Nearly 1,700 additional people died during the heat wave two weeks ago, which saw temperatures hit 40°C in the UK for the first time in recorded history.
The records were broken last month after a new record temperature of 40.3°C was recorded in Coningsby, Lincolnshire, on 19 July.
Much of England and Wales has been placed under the country’s first “red” extreme heat alert, with warnings about the potential for serious illness and life threatening.
The record was broken three times in just a few hours with 39.1°C measured at Charlwood, Surrey and 40.2°C at Heathrow Airport.
Figures released by the Office of National Statistics on Tuesday reveal that there were 1,680 excess deaths in the week ending July 22 – an 18.1% increase from the previous five years.
Experts, however, cautioned that the numbers should not be considered a definitive account of how many people died as a direct consequence of the heat.
Sarah Caul, ONS’s head of mortality analysis, warned that the numbers “don’t tell the whole story”.
“There are always individual days where the death toll exceeds the five-year average for that day and some of those coincide with dates when parts of the country were experiencing extreme temperatures, whether cold or hot,” she said.
“In 2019, for example, the recorded temperature in Cambridge was 38.3 degrees Celsius on 25 July. Looking at deaths in England and Wales at that time, we reported an increase in deaths that day and shortly thereafter. number of deaths, which tends to happen after a period of excess mortality.

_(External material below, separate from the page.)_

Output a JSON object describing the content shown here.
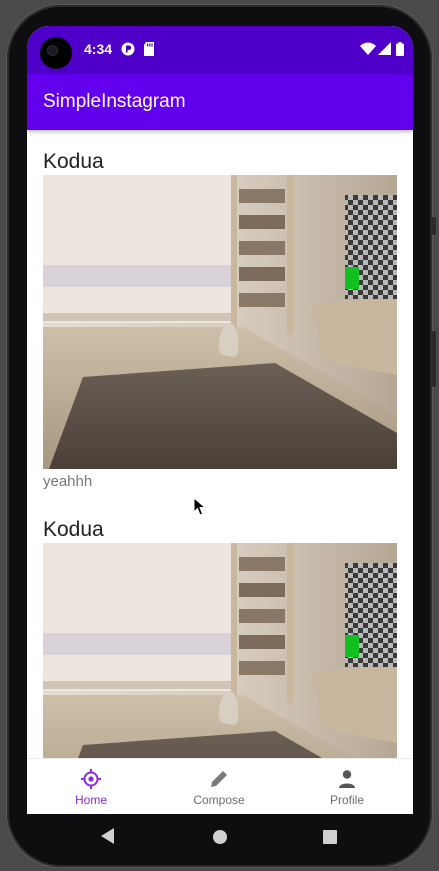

“Among the most common causes of death, including in the summer months, are conditions such as respiratory failure, heart disease and Alzheimer’s. It is likely that some of these deaths are accelerated by circumstances associated with extreme heat, but the death certificate does not necessarily describe the death as “heat-related” unless the person certifying the death specifically mentions heat”.
At least 10 people – including a 13-year-old boy – have drowned after getting into trouble in the water across the country.
But even that, says Caul, is not necessarily indicative that they died from the heat wave.
If, for example, a death record gives the cause of death as “drowning”, we are unlikely to know that the deceased went swimming because of the extreme heat.”
“It’s difficult to attribute this individual death to the heat wave.”
The heat also put pressure on firefighters, who battled blazes and burning buildings during the heat.
A total of 16 houses were lost on 19 July in the massive fire in Wennington, east London, and firefighters had to scramble to save their own fire station, located nearby, from the flames.